But the filmmakers also slyly use Murphy to engage the audience in questions about the nature of fame: what we want from rock stars and how they feel about giving it to us. Reserved, chubby and sporting gray stubble for much of the film, the 41-year-old musician is in many ways the anti-rock star. And that somehow makes him even more compelling.
“When you meet James, there’s an aspect of personality, a contrarian-ness in how he approaches stuff, that’s hard to resist,” Southern said. (There’s also what Southern and manager Keith Wood each said in interviews was an exacting side of his personality — “a meticulousness that’s so exacting it borders on OCD,” Southern said.)
Audiences get a glimpse of that contrarian-ness via an interview Murphy did with music journalist Chuck Klosterman, portions of which the filmmakers sprinkle throughout the film.
But the directors tell their story without using any talking heads, following a tactic tried by last year’s breakout Sundance doc, “Senna,” and in fact include little background on the band in general, focusing instead on just its final few days. (The other members of the band barely register in the movie, but Murphy said there’s no animosity among them over the breakup.)
“We never had any intention of making a biography; we didn’t want it to be the film of the band met here and then this happened. We wanted to capture what was happening during a moment in time,” Southern said.
The essential question of that moment — why did Murphy do it? — is both hinted at and kept at a remove. The musician is shown saying he was concerned for his health if he kept going with the band and its heavy touring demands. He also says he didn’t want the responsibilities of fame that he thought awaited if the band continued and that he hoped to slow down and have a family.

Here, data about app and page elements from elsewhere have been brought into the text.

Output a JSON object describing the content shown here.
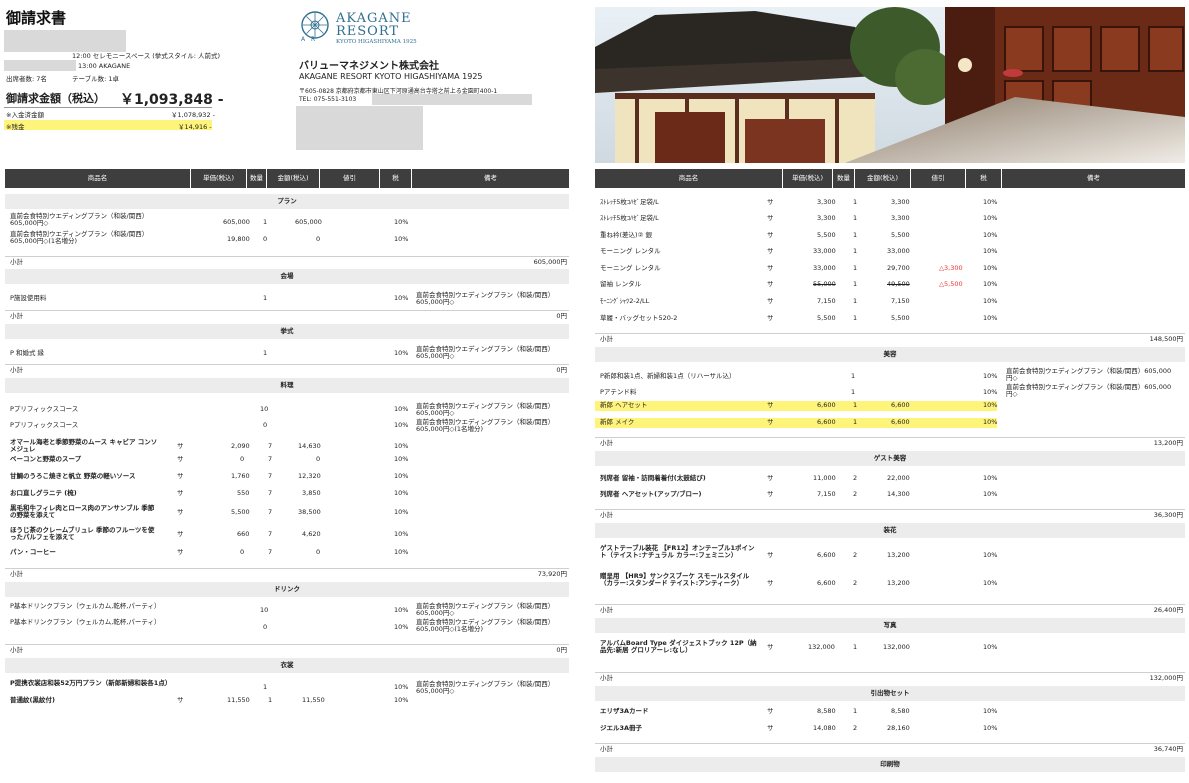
{
  "doc": {
    "title": "御請求書",
    "ceremony_line": "12:00 セレモニースペース (挙式スタイル: 人前式)",
    "reception_line": "13:00 AKAGANE",
    "guests": "出席者数: 7名",
    "tables": "テーブル数: 1卓",
    "total_label": "御請求金額（税込）",
    "total_amount": "￥1,093,848 -",
    "paid_label": "※入金済金額",
    "paid_amount": "￥1,078,932 -",
    "balance_label": "※残金",
    "balance_amount": "￥14,916 -"
  },
  "company": {
    "logo_line1": "AKAGANE",
    "logo_line2": "RESORT",
    "logo_line3": "KYOTO HIGASHIYAMA 1925",
    "logo_mark": "A R",
    "name": "バリューマネジメント株式会社",
    "name_en": "AKAGANE RESORT KYOTO HIGASHIYAMA 1925",
    "address": "〒605-0828 京都府京都市東山区下河原通高台寺塔之前上る金園町400-1",
    "tel": "TEL: 075-551-3103"
  },
  "headers": {
    "item": "商品名",
    "unit_price": "単価(税込)",
    "qty": "数量",
    "amount": "金額(税込)",
    "discount": "値引",
    "tax": "税",
    "note": "備考"
  },
  "left": {
    "plan": {
      "title": "プラン",
      "rows": [
        {
          "name": "直前会食特別ウエディングプラン（和装/関西）605,000円◇",
          "price": "605,000",
          "qty": "1",
          "amount": "605,000",
          "tax": "10%"
        },
        {
          "name": "直前会食特別ウエディングプラン（和装/関西）605,000円◇(1名増分)",
          "price": "19,800",
          "qty": "0",
          "amount": "0",
          "tax": "10%"
        }
      ],
      "subtotal_label": "小計",
      "subtotal": "605,000円"
    },
    "venue": {
      "title": "会場",
      "rows": [
        {
          "name": "P施設使用料",
          "qty": "1",
          "tax": "10%",
          "note": "直前会食特別ウエディングプラン（和装/関西）605,000円◇"
        }
      ],
      "subtotal_label": "小計",
      "subtotal": "0円"
    },
    "ceremony": {
      "title": "挙式",
      "rows": [
        {
          "name": "P 和婚式 縁",
          "qty": "1",
          "tax": "10%",
          "note": "直前会食特別ウエディングプラン（和装/関西）605,000円◇"
        }
      ],
      "subtotal_label": "小計",
      "subtotal": "0円"
    },
    "cuisine": {
      "title": "料理",
      "rows": [
        {
          "name": "Pプリフィックスコース",
          "qty": "10",
          "tax": "10%",
          "note": "直前会食特別ウエディングプラン（和装/関西）605,000円◇"
        },
        {
          "name": "Pプリフィックスコース",
          "qty": "0",
          "tax": "10%",
          "note": "直前会食特別ウエディングプラン（和装/関西）605,000円◇(1名増分)"
        },
        {
          "name": "オマール海老と季節野菜のムース キャビア コンソメジュレ",
          "mark": "サ",
          "price": "2,090",
          "qty": "7",
          "amount": "14,630",
          "tax": "10%"
        },
        {
          "name": "ベーコンと野菜のスープ",
          "mark": "サ",
          "price": "0",
          "qty": "7",
          "amount": "0",
          "tax": "10%"
        },
        {
          "name": "甘鯛のうろこ焼きと帆立 野菜の軽いソース",
          "mark": "サ",
          "price": "1,760",
          "qty": "7",
          "amount": "12,320",
          "tax": "10%"
        },
        {
          "name": "お口直しグラニテ (梳)",
          "mark": "サ",
          "price": "550",
          "qty": "7",
          "amount": "3,850",
          "tax": "10%"
        },
        {
          "name": "黒毛和牛フィレ肉とロース肉のアンサンブル 季節の野菜を添えて",
          "mark": "サ",
          "price": "5,500",
          "qty": "7",
          "amount": "38,500",
          "tax": "10%"
        },
        {
          "name": "ほうじ茶のクレームブリュレ 季節のフルーツを使ったパルフェを添えて",
          "mark": "サ",
          "price": "660",
          "qty": "7",
          "amount": "4,620",
          "tax": "10%"
        },
        {
          "name": "パン・コーヒー",
          "mark": "サ",
          "price": "0",
          "qty": "7",
          "amount": "0",
          "tax": "10%"
        }
      ],
      "subtotal_label": "小計",
      "subtotal": "73,920円"
    },
    "drink": {
      "title": "ドリンク",
      "rows": [
        {
          "name": "P基本ドリンクプラン（ウェルカム,乾杯,パーティ）",
          "qty": "10",
          "tax": "10%",
          "note": "直前会食特別ウエディングプラン（和装/関西）605,000円◇"
        },
        {
          "name": "P基本ドリンクプラン（ウェルカム,乾杯,パーティ）",
          "qty": "0",
          "tax": "10%",
          "note": "直前会食特別ウエディングプラン（和装/関西）605,000円◇(1名増分)"
        }
      ],
      "subtotal_label": "小計",
      "subtotal": "0円"
    },
    "costume": {
      "title": "衣裳",
      "rows": [
        {
          "name": "P提携衣裳店和装52万円プラン（新郎新婦和装各1点）",
          "qty": "1",
          "tax": "10%",
          "note": "直前会食特別ウエディングプラン（和装/関西）605,000円◇"
        },
        {
          "name": "普通紋(黒紋付)",
          "mark": "サ",
          "price": "11,550",
          "qty": "1",
          "amount": "11,550",
          "tax": "10%"
        }
      ]
    }
  },
  "right": {
    "costume_rows": [
      {
        "name": "ｽﾄﾚｯﾁ5枚ｺﾊｾﾞ足袋/L",
        "mark": "サ",
        "price": "3,300",
        "qty": "1",
        "amount": "3,300",
        "tax": "10%"
      },
      {
        "name": "ｽﾄﾚｯﾁ5枚ｺﾊｾﾞ足袋/L",
        "mark": "サ",
        "price": "3,300",
        "qty": "1",
        "amount": "3,300",
        "tax": "10%"
      },
      {
        "name": "重ね衿(差込)② 銀",
        "mark": "サ",
        "price": "5,500",
        "qty": "1",
        "amount": "5,500",
        "tax": "10%"
      },
      {
        "name": "モーニング レンタル",
        "mark": "サ",
        "price": "33,000",
        "qty": "1",
        "amount": "33,000",
        "tax": "10%"
      },
      {
        "name": "モーニング レンタル",
        "mark": "サ",
        "price": "33,000",
        "qty": "1",
        "amount": "29,700",
        "discount": "△3,300",
        "tax": "10%"
      },
      {
        "name": "留袖 レンタル",
        "mark": "サ",
        "price": "55,000",
        "qty": "1",
        "amount": "49,500",
        "discount": "△5,500",
        "tax": "10%",
        "strike": true
      },
      {
        "name": "ﾓｰﾆﾝｸﾞｼｬﾂ2-2/LL",
        "mark": "サ",
        "price": "7,150",
        "qty": "1",
        "amount": "7,150",
        "tax": "10%"
      },
      {
        "name": "草履・バッグセット520-2",
        "mark": "サ",
        "price": "5,500",
        "qty": "1",
        "amount": "5,500",
        "tax": "10%"
      }
    ],
    "costume_subtotal_label": "小計",
    "costume_subtotal": "148,500円",
    "beauty": {
      "title": "美容",
      "rows": [
        {
          "name": "P新郎和装1点、新婦和装1点（リハーサル込）",
          "qty": "1",
          "tax": "10%",
          "note": "直前会食特別ウエディングプラン（和装/関西）605,000円◇"
        },
        {
          "name": "Pアテンド料",
          "qty": "1",
          "tax": "10%",
          "note": "直前会食特別ウエディングプラン（和装/関西）605,000円◇"
        },
        {
          "name": "新郎 ヘアセット",
          "mark": "サ",
          "price": "6,600",
          "qty": "1",
          "amount": "6,600",
          "tax": "10%",
          "hl": true
        },
        {
          "name": "新郎 メイク",
          "mark": "サ",
          "price": "6,600",
          "qty": "1",
          "amount": "6,600",
          "tax": "10%",
          "hl": true
        }
      ],
      "subtotal_label": "小計",
      "subtotal": "13,200円"
    },
    "guest_beauty": {
      "title": "ゲスト美容",
      "rows": [
        {
          "name": "列席者 留袖・訪問着着付(太鼓結び)",
          "mark": "サ",
          "price": "11,000",
          "qty": "2",
          "amount": "22,000",
          "tax": "10%"
        },
        {
          "name": "列席者 ヘアセット(アップ/ブロー)",
          "mark": "サ",
          "price": "7,150",
          "qty": "2",
          "amount": "14,300",
          "tax": "10%"
        }
      ],
      "subtotal_label": "小計",
      "subtotal": "36,300円"
    },
    "flowers": {
      "title": "装花",
      "rows": [
        {
          "name": "ゲストテーブル装花 【FR12】オンテーブル1ポイント（テイスト:ナチュラル カラー:フェミニン）",
          "mark": "サ",
          "price": "6,600",
          "qty": "2",
          "amount": "13,200",
          "tax": "10%"
        },
        {
          "name": "贈呈用 【HR9】サンクスブーケ スモールスタイル（カラー:スタンダード テイスト:アンティーク）",
          "mark": "サ",
          "price": "6,600",
          "qty": "2",
          "amount": "13,200",
          "tax": "10%"
        }
      ],
      "subtotal_label": "小計",
      "subtotal": "26,400円"
    },
    "photo": {
      "title": "写真",
      "rows": [
        {
          "name": "アルバムBoard Type ダイジェストブック 12P（納品先:新居 グロリアーレ:なし）",
          "mark": "サ",
          "price": "132,000",
          "qty": "1",
          "amount": "132,000",
          "tax": "10%"
        }
      ],
      "subtotal_label": "小計",
      "subtotal": "132,000円"
    },
    "gifts": {
      "title": "引出物セット",
      "rows": [
        {
          "name": "エリザ3Aカード",
          "mark": "サ",
          "price": "8,580",
          "qty": "1",
          "amount": "8,580",
          "tax": "10%"
        },
        {
          "name": "ジエル3A冊子",
          "mark": "サ",
          "price": "14,080",
          "qty": "2",
          "amount": "28,160",
          "tax": "10%"
        }
      ],
      "subtotal_label": "小計",
      "subtotal": "36,740円"
    },
    "print_title": "印刷物"
  }
}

But one can’t help getting the sense that the real reason is that there is no reason, that he stopped the band for the same reason he started it: because he could.
“I felt like it was shockingly easy; the fun was trying to make it casual, just saying ‘stop,’” said the musician, who was raised in suburban New Jersey and lives in Brooklyn. “I get a kick out of stuff like that, like someone asks you to use a song in an advertisement and wants to pay you a lot of money and you just go ‘Nah.’ Something about that is enjoyable. It keeps me feeling quite like myself.”
Or as Wood put it: “There’s a kind of logic to James stopping when he did — in an LCD Soundsystem-logic kind of way.”
Nine months removed from the end of the band, things haven’t quieted for Murphy. He said he has no plans of getting the band back together but is continuing to write music and DJ.
“I’ll probably make a stupid solo record and think, like everyone who does that, that it will do better than the other records. And probably nobody will care about it,” he said.
As for his feelings now about his decision, Murphy said it would be foolish to think he doesn’t contemplate what could have been. He has no intention of getting LCD Soundsystem back together, but that doesn’t mean he can easily quiet the voices in his head.
“It’s not an argument that stops,” he said. “It kind of just keeps going.”